--- Task data Enclosed Below ---

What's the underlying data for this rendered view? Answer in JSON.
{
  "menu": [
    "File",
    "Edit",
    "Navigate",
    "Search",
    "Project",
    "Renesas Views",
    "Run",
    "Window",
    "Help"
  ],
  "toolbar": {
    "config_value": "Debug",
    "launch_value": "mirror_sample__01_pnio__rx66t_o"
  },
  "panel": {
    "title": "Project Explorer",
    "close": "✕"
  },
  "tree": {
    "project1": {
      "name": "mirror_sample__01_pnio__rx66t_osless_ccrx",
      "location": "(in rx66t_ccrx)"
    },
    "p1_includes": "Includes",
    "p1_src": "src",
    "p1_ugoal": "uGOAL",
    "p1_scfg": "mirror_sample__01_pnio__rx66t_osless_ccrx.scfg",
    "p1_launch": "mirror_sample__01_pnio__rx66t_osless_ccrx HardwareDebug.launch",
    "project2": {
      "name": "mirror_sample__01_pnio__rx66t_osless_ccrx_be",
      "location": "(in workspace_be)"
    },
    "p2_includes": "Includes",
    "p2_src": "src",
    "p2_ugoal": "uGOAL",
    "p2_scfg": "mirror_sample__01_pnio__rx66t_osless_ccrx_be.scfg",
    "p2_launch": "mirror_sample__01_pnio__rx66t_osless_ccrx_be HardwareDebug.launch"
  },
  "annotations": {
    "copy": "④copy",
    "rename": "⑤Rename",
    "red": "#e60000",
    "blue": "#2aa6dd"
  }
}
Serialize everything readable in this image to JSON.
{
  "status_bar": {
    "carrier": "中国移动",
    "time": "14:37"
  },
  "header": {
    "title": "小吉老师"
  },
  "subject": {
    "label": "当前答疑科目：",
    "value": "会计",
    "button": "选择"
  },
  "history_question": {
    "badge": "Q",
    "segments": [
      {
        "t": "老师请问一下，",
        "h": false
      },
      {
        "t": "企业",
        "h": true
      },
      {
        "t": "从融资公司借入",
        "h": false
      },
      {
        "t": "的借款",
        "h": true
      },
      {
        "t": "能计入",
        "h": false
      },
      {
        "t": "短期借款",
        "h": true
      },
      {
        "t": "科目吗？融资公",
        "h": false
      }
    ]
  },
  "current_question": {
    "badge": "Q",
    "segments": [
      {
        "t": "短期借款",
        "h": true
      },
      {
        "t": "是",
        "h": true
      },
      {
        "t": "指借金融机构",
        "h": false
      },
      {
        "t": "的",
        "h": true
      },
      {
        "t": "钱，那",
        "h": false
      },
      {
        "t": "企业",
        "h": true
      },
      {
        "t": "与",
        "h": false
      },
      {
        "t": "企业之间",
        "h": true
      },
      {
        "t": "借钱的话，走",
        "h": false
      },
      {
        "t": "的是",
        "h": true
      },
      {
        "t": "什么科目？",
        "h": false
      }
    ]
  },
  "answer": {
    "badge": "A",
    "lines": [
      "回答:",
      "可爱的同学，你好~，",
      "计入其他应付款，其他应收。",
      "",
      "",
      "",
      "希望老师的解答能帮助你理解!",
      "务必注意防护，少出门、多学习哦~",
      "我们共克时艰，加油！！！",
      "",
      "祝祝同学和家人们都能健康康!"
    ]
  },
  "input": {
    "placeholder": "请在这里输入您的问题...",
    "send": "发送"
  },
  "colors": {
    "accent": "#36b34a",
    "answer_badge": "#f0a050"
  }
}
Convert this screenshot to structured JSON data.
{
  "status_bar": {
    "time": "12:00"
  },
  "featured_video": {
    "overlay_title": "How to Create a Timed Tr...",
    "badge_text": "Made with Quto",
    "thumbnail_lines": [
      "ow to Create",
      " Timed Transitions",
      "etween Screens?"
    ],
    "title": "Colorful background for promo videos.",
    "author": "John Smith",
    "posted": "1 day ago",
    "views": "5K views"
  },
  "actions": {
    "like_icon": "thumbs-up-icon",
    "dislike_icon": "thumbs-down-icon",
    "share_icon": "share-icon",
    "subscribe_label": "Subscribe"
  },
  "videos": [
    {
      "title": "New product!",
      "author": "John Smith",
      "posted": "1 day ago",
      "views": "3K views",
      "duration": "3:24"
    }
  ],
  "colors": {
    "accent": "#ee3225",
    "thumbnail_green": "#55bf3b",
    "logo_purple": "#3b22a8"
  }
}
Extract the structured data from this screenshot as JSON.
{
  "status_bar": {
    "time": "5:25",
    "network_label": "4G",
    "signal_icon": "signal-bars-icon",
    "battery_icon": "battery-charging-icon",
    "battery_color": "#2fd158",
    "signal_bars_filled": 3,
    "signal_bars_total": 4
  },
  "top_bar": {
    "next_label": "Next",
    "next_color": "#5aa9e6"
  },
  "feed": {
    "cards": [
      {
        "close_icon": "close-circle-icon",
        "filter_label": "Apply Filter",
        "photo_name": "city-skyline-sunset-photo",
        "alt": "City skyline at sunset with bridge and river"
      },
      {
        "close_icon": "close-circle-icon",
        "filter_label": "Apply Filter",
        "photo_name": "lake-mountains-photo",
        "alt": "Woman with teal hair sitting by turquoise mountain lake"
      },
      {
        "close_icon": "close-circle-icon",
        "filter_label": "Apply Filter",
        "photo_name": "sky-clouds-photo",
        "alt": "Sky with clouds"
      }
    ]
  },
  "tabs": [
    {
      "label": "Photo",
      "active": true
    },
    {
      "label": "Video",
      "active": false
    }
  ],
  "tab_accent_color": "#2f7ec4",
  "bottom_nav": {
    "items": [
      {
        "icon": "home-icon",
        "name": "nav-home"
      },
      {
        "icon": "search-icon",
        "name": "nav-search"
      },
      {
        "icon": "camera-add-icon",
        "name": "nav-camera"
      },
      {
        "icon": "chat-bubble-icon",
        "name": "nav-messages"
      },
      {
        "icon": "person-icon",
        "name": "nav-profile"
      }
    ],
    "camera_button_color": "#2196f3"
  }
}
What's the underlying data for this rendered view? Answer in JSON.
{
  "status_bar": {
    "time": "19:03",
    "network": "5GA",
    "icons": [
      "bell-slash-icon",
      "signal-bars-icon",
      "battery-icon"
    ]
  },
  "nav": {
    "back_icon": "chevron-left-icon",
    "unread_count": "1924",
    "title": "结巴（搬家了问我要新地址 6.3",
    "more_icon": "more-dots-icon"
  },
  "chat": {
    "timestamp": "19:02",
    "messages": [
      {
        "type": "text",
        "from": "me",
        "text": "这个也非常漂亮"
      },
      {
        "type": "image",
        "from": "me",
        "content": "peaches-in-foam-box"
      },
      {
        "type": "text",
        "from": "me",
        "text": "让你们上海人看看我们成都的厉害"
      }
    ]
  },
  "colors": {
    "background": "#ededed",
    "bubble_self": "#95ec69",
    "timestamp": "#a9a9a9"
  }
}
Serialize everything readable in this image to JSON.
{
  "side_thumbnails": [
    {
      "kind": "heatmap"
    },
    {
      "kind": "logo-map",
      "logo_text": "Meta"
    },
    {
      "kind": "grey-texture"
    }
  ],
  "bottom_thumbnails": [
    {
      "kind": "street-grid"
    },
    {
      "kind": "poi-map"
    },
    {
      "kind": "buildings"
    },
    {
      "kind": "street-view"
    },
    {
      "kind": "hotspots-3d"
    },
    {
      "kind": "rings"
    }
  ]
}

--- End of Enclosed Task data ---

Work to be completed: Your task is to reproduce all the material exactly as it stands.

Response:
What's the underlying data for this rendered view? Answer in JSON.
{
  "menu": [
    "File",
    "Edit",
    "Navigate",
    "Search",
    "Project",
    "Renesas Views",
    "Run",
    "Window",
    "Help"
  ],
  "toolbar": {
    "config_value": "Debug",
    "launch_value": "mirror_sample__01_pnio__rx66t_o"
  },
  "panel": {
    "title": "Project Explorer",
    "close": "✕"
  },
  "tree": {
    "project1": {
      "name": "mirror_sample__01_pnio__rx66t_osless_ccrx",
      "location": "(in rx66t_ccrx)"
    },
    "p1_includes": "Includes",
    "p1_src": "src",
    "p1_ugoal": "uGOAL",
    "p1_scfg": "mirror_sample__01_pnio__rx66t_osless_ccrx.scfg",
    "p1_launch": "mirror_sample__01_pnio__rx66t_osless_ccrx HardwareDebug.launch",
    "project2": {
      "name": "mirror_sample__01_pnio__rx66t_osless_ccrx_be",
      "location": "(in workspace_be)"
    },
    "p2_includes": "Includes",
    "p2_src": "src",
    "p2_ugoal": "uGOAL",
    "p2_scfg": "mirror_sample__01_pnio__rx66t_osless_ccrx_be.scfg",
    "p2_launch": "mirror_sample__01_pnio__rx66t_osless_ccrx_be HardwareDebug.launch"
  },
  "annotations": {
    "copy": "④copy",
    "rename": "⑤Rename",
    "red": "#e60000",
    "blue": "#2aa6dd"
  }
}
Serialize everything readable in this image to JSON.
{
  "status_bar": {
    "carrier": "中国移动",
    "time": "14:37"
  },
  "header": {
    "title": "小吉老师"
  },
  "subject": {
    "label": "当前答疑科目：",
    "value": "会计",
    "button": "选择"
  },
  "history_question": {
    "badge": "Q",
    "segments": [
      {
        "t": "老师请问一下，",
        "h": false
      },
      {
        "t": "企业",
        "h": true
      },
      {
        "t": "从融资公司借入",
        "h": false
      },
      {
        "t": "的借款",
        "h": true
      },
      {
        "t": "能计入",
        "h": false
      },
      {
        "t": "短期借款",
        "h": true
      },
      {
        "t": "科目吗？融资公",
        "h": false
      }
    ]
  },
  "current_question": {
    "badge": "Q",
    "segments": [
      {
        "t": "短期借款",
        "h": true
      },
      {
        "t": "是",
        "h": true
      },
      {
        "t": "指借金融机构",
        "h": false
      },
      {
        "t": "的",
        "h": true
      },
      {
        "t": "钱，那",
        "h": false
      },
      {
        "t": "企业",
        "h": true
      },
      {
        "t": "与",
        "h": false
      },
      {
        "t": "企业之间",
        "h": true
      },
      {
        "t": "借钱的话，走",
        "h": false
      },
      {
        "t": "的是",
        "h": true
      },
      {
        "t": "什么科目？",
        "h": false
      }
    ]
  },
  "answer": {
    "badge": "A",
    "lines": [
      "回答:",
      "可爱的同学，你好~，",
      "计入其他应付款，其他应收。",
      "",
      "",
      "",
      "希望老师的解答能帮助你理解!",
      "务必注意防护，少出门、多学习哦~",
      "我们共克时艰，加油！！！",
      "",
      "祝祝同学和家人们都能健康康!"
    ]
  },
  "input": {
    "placeholder": "请在这里输入您的问题...",
    "send": "发送"
  },
  "colors": {
    "accent": "#36b34a",
    "answer_badge": "#f0a050"
  }
}
Convert this screenshot to structured JSON data.
{
  "status_bar": {
    "time": "12:00"
  },
  "featured_video": {
    "overlay_title": "How to Create a Timed Tr...",
    "badge_text": "Made with Quto",
    "thumbnail_lines": [
      "ow to Create",
      " Timed Transitions",
      "etween Screens?"
    ],
    "title": "Colorful background for promo videos.",
    "author": "John Smith",
    "posted": "1 day ago",
    "views": "5K views"
  },
  "actions": {
    "like_icon": "thumbs-up-icon",
    "dislike_icon": "thumbs-down-icon",
    "share_icon": "share-icon",
    "subscribe_label": "Subscribe"
  },
  "videos": [
    {
      "title": "New product!",
      "author": "John Smith",
      "posted": "1 day ago",
      "views": "3K views",
      "duration": "3:24"
    }
  ],
  "colors": {
    "accent": "#ee3225",
    "thumbnail_green": "#55bf3b",
    "logo_purple": "#3b22a8"
  }
}
Extract the structured data from this screenshot as JSON.
{
  "status_bar": {
    "time": "5:25",
    "network_label": "4G",
    "signal_icon": "signal-bars-icon",
    "battery_icon": "battery-charging-icon",
    "battery_color": "#2fd158",
    "signal_bars_filled": 3,
    "signal_bars_total": 4
  },
  "top_bar": {
    "next_label": "Next",
    "next_color": "#5aa9e6"
  },
  "feed": {
    "cards": [
      {
        "close_icon": "close-circle-icon",
        "filter_label": "Apply Filter",
        "photo_name": "city-skyline-sunset-photo",
        "alt": "City skyline at sunset with bridge and river"
      },
      {
        "close_icon": "close-circle-icon",
        "filter_label": "Apply Filter",
        "photo_name": "lake-mountains-photo",
        "alt": "Woman with teal hair sitting by turquoise mountain lake"
      },
      {
        "close_icon": "close-circle-icon",
        "filter_label": "Apply Filter",
        "photo_name": "sky-clouds-photo",
        "alt": "Sky with clouds"
      }
    ]
  },
  "tabs": [
    {
      "label": "Photo",
      "active": true
    },
    {
      "label": "Video",
      "active": false
    }
  ],
  "tab_accent_color": "#2f7ec4",
  "bottom_nav": {
    "items": [
      {
        "icon": "home-icon",
        "name": "nav-home"
      },
      {
        "icon": "search-icon",
        "name": "nav-search"
      },
      {
        "icon": "camera-add-icon",
        "name": "nav-camera"
      },
      {
        "icon": "chat-bubble-icon",
        "name": "nav-messages"
      },
      {
        "icon": "person-icon",
        "name": "nav-profile"
      }
    ],
    "camera_button_color": "#2196f3"
  }
}
What's the underlying data for this rendered view? Answer in JSON.
{
  "status_bar": {
    "time": "19:03",
    "network": "5GA",
    "icons": [
      "bell-slash-icon",
      "signal-bars-icon",
      "battery-icon"
    ]
  },
  "nav": {
    "back_icon": "chevron-left-icon",
    "unread_count": "1924",
    "title": "结巴（搬家了问我要新地址 6.3",
    "more_icon": "more-dots-icon"
  },
  "chat": {
    "timestamp": "19:02",
    "messages": [
      {
        "type": "text",
        "from": "me",
        "text": "这个也非常漂亮"
      },
      {
        "type": "image",
        "from": "me",
        "content": "peaches-in-foam-box"
      },
      {
        "type": "text",
        "from": "me",
        "text": "让你们上海人看看我们成都的厉害"
      }
    ]
  },
  "colors": {
    "background": "#ededed",
    "bubble_self": "#95ec69",
    "timestamp": "#a9a9a9"
  }
}
Serialize everything readable in this image to JSON.
{
  "side_thumbnails": [
    {
      "kind": "heatmap"
    },
    {
      "kind": "logo-map",
      "logo_text": "Meta"
    },
    {
      "kind": "grey-texture"
    }
  ],
  "bottom_thumbnails": [
    {
      "kind": "street-grid"
    },
    {
      "kind": "poi-map"
    },
    {
      "kind": "buildings"
    },
    {
      "kind": "street-view"
    },
    {
      "kind": "hotspots-3d"
    },
    {
      "kind": "rings"
    }
  ]
}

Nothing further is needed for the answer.